Additionally, trustees approved the University of Southern Maine (USM) forming the Charles A. Scontras Center for Labor and Community Education in Portland. With support from state, grant and USM Foundation funding, the center will offer education to Maine workers; labor institutions; labor councils and worker centers; high school and college students; and other stakeholders. It also will collaborate with the Bureau of Labor Education at UMaine and other labor-focused programs across the System.
The next board meeting will be held Nov. 13–14 at the University of Maine at Farmington.
About the University of Maine System
Established in 1968, the University of Maine System (UMS) unites seven Maine’s distinctive public universities, comprising 10 campuses and numerous centers, in the common purpose of providing quality higher education while delivering on its traditional tripartite mission of teaching, research, and public service.

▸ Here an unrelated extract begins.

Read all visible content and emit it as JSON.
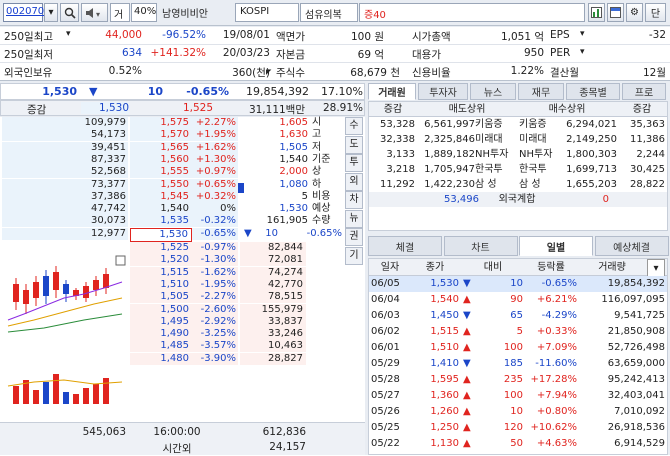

In 2020 UMS became the first and only statewide enterprise of public higher education in the country to transition to a unified accreditation for the system. Much different than a merger or consolidation, unified accreditation is a new operating model for the University of Maine System that removes the primary barrier to inter-institutional collaboration.
A comprehensive public institution of higher education, UMS serves more than 30,000 students annually and is supported by the efforts of more than 2,000 full-time and part-time faculty, more than 3,000 regular full-time and part-time staff, and a complement of part-time temporary (adjunct) faculty.
Reaching more than 500,000 people annually through educational and cultural offerings, the University of Maine System also benefits from more than two-thirds of its alumni population residing within the state; more than 123,000 individuals.
The System consists of seven main campuses: The University of Maine (UMaine), including its regional campus the University of Maine at Machias (UMaine Machias); the University of Maine at Augusta (UMA); the University of Maine at Farmington (UMF); the University of Maine at Fort Kent (UMFK), the University of Maine at Presque Isle (UMPI); and the University of Southern Maine (USM). The System also includes a UMA campus in Bangor, USM campuses in Gorham and Lewiston-Auburn, the University of Maine School of Law, and the University of Maine Graduate and Professional Center.